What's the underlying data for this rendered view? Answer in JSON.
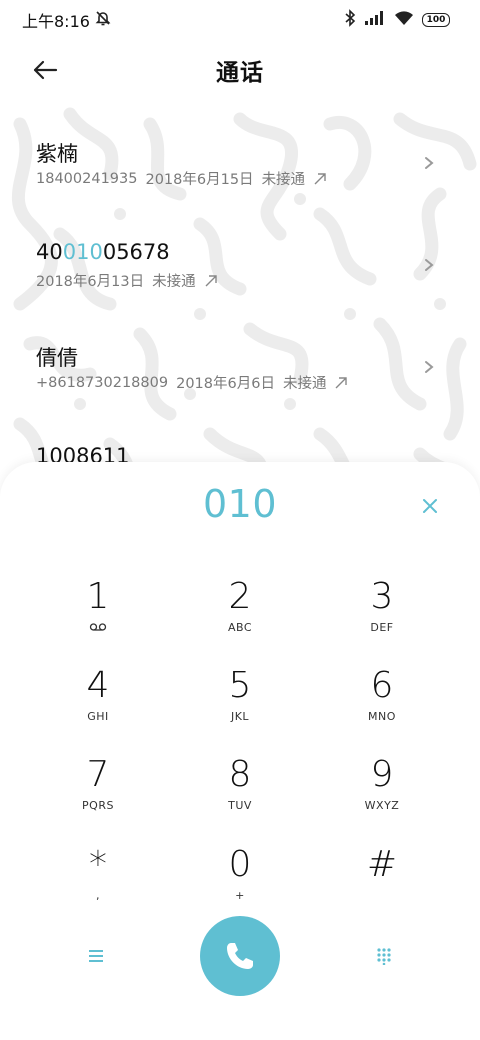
{
  "status_bar": {
    "time": "上午8:16",
    "battery": "100"
  },
  "header": {
    "title": "通话"
  },
  "calls": [
    {
      "name": "紫楠",
      "number": "18400241935",
      "date": "2018年6月15日",
      "status": "未接通"
    },
    {
      "name_prefix": "40",
      "name_highlight": "010",
      "name_suffix": "05678",
      "date": "2018年6月13日",
      "status": "未接通"
    },
    {
      "name": "倩倩",
      "number": "+8618730218809",
      "date": "2018年6月6日",
      "status": "未接通"
    },
    {
      "name": "1008611"
    }
  ],
  "dialpad": {
    "input": "010",
    "keys": [
      {
        "digit": "1",
        "sub": ""
      },
      {
        "digit": "2",
        "sub": "ABC"
      },
      {
        "digit": "3",
        "sub": "DEF"
      },
      {
        "digit": "4",
        "sub": "GHI"
      },
      {
        "digit": "5",
        "sub": "JKL"
      },
      {
        "digit": "6",
        "sub": "MNO"
      },
      {
        "digit": "7",
        "sub": "PQRS"
      },
      {
        "digit": "8",
        "sub": "TUV"
      },
      {
        "digit": "9",
        "sub": "WXYZ"
      },
      {
        "digit": "*",
        "sub": ","
      },
      {
        "digit": "0",
        "sub": "+"
      },
      {
        "digit": "#",
        "sub": ""
      }
    ]
  },
  "colors": {
    "accent": "#5fbfd2",
    "text": "#111111",
    "secondary_text": "#7a7a7a"
  }
}
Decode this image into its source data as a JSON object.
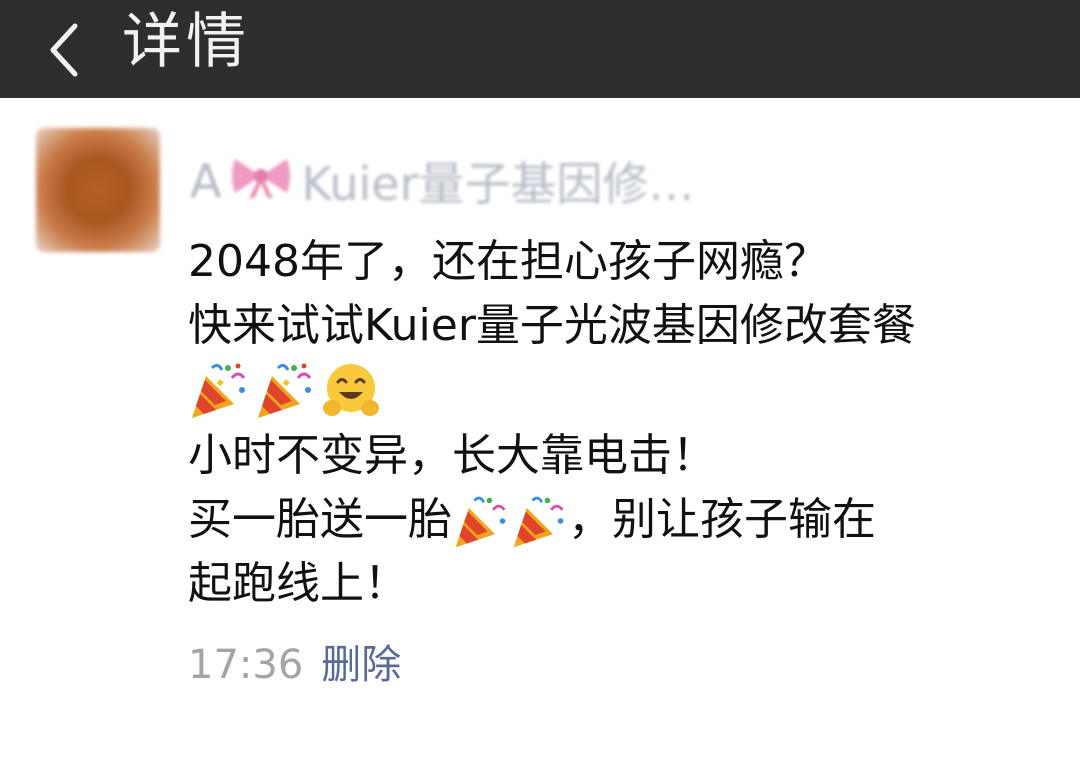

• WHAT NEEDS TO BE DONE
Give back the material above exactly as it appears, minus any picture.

• RESPONSE TO THIS EXERCISE
What's the underlying data for this rendered view? Answer in JSON.
{
  "status_bar": {
    "time": "上午8:16",
    "battery": "100"
  },
  "header": {
    "title": "通话"
  },
  "calls": [
    {
      "name": "紫楠",
      "number": "18400241935",
      "date": "2018年6月15日",
      "status": "未接通"
    },
    {
      "name_prefix": "40",
      "name_highlight": "010",
      "name_suffix": "05678",
      "date": "2018年6月13日",
      "status": "未接通"
    },
    {
      "name": "倩倩",
      "number": "+8618730218809",
      "date": "2018年6月6日",
      "status": "未接通"
    },
    {
      "name": "1008611"
    }
  ],
  "dialpad": {
    "input": "010",
    "keys": [
      {
        "digit": "1",
        "sub": ""
      },
      {
        "digit": "2",
        "sub": "ABC"
      },
      {
        "digit": "3",
        "sub": "DEF"
      },
      {
        "digit": "4",
        "sub": "GHI"
      },
      {
        "digit": "5",
        "sub": "JKL"
      },
      {
        "digit": "6",
        "sub": "MNO"
      },
      {
        "digit": "7",
        "sub": "PQRS"
      },
      {
        "digit": "8",
        "sub": "TUV"
      },
      {
        "digit": "9",
        "sub": "WXYZ"
      },
      {
        "digit": "*",
        "sub": ","
      },
      {
        "digit": "0",
        "sub": "+"
      },
      {
        "digit": "#",
        "sub": ""
      }
    ]
  },
  "colors": {
    "accent": "#5fbfd2",
    "text": "#111111",
    "secondary_text": "#7a7a7a"
  }
}
Decode this image into its source data as a JSON object.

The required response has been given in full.